Last night, President Obama signed the 21st Century Cures Act into law. Most of what people will be hearing from the media will be focused on the Act’s support of cancer research, mental health policies, brain research to tackle diseases like Alzheimer’s and the funding allocated for these initiatives. However, the 996-page bill also includes major changes that impact the way the FDA regulates drugs, devices and biologics. Those who have spoken out against the Cures Act have done so out of fear of a weakened system that would allow for less rigorous examination of products before they go to market. While there are sections of the act that appear to streamline submission and review processes, until the FDA develops the necessary guidances based on their interpretation of the requirements, the industry will not know what to expect. The best way to approach these pending changes is to become familiar with the areas that might impact your device. The following summarizes provisions relevant to medical device companies: Sec. 3001 Patient Experience Data Under the Cures Act, FDA would be required to include a statement regarding any patient experience data that was used at the time of a drug’s approval. The bill defines patient experience data as “data collected by any persons (including patients, family members and caregivers of patients, patient advocacy organizations, disease research foundations, researchers, and drug manufacturers).” While this section specifically refers to drugs, this may come into play for combination products, as well. This requirement, as well as section 3002, is one to watch to determine if it affects your product commercialization goals. Sec. 3033 Accelerated...
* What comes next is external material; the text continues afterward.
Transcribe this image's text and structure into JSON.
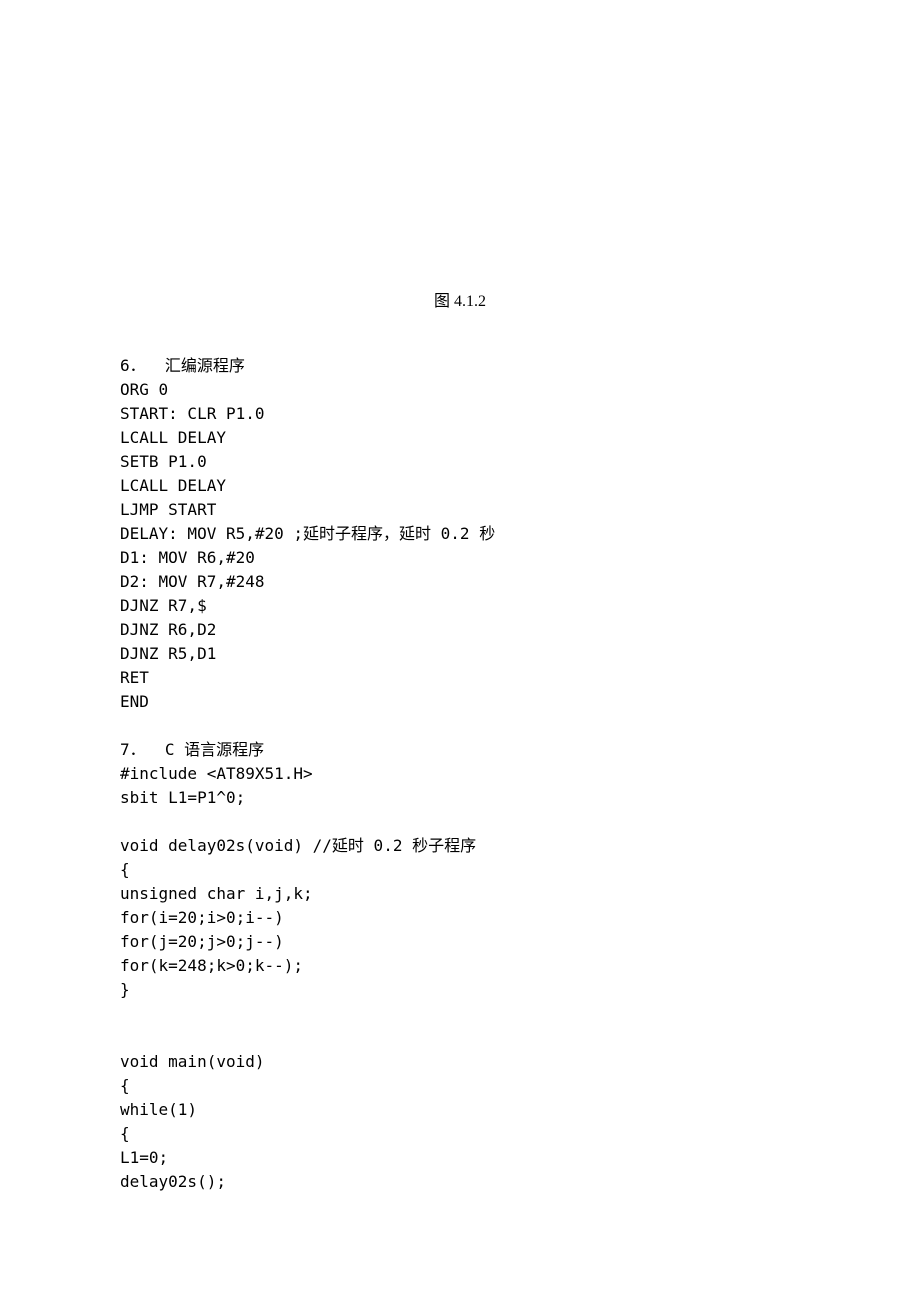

FDA Oversight of Laboratory Developed Tests (LDTs) is on the Horizon

FDA Oversight of Laboratory Developed Tests (LDTs) is on the Horizon

How Do Laboratory Developed Tests Impact Your Business? The Office of Public Health Strategy and Analysis recently issued a report that reviewed 20 products that relied on Laboratory Developed Tests (LDTs) to determine whether a lack of oversight may have caused actual harm to patients or not. Once, LDTs were relatively simple tests that may not have warranted regulatory compliance. However, these tests are playing an increasingly more important role in healthcare and have become significantly more complex. The concern is that these tests may present with inaccuracies that place patients at what would be considered otherwise avoidable risk. The report found that these 20 products, in fact, may have caused actual harm to patients. In some cases, patients were told they have conditions they do not really have, due to false-positive tests. This led to unnecessary distress and resulted in unneeded treatment. In other cases, the LTDs produced false-negative results, in which life-threatening diseases went undetected. These misdiagnosed patients failed to receive treatments. Additionally, some LTDs provided information with no relevance to the condition they were intended to be used for, and others were linked to treatments based on disproven scientific concepts. Not only do these situations cause harm to patients, but they are also costly to society.(1) The report found that FDA oversight of LTDs is needed to address the following: Lack of evidence supporting the clinical validity of tests Deficient adverse event reporting No premarket review of performance data Unsupported manufacturer claims Inadequate product labeling Lack of transparency Uneven playing field Threats to the scientific integrity of clinical trials No comprehensive listing of all LTDs being used...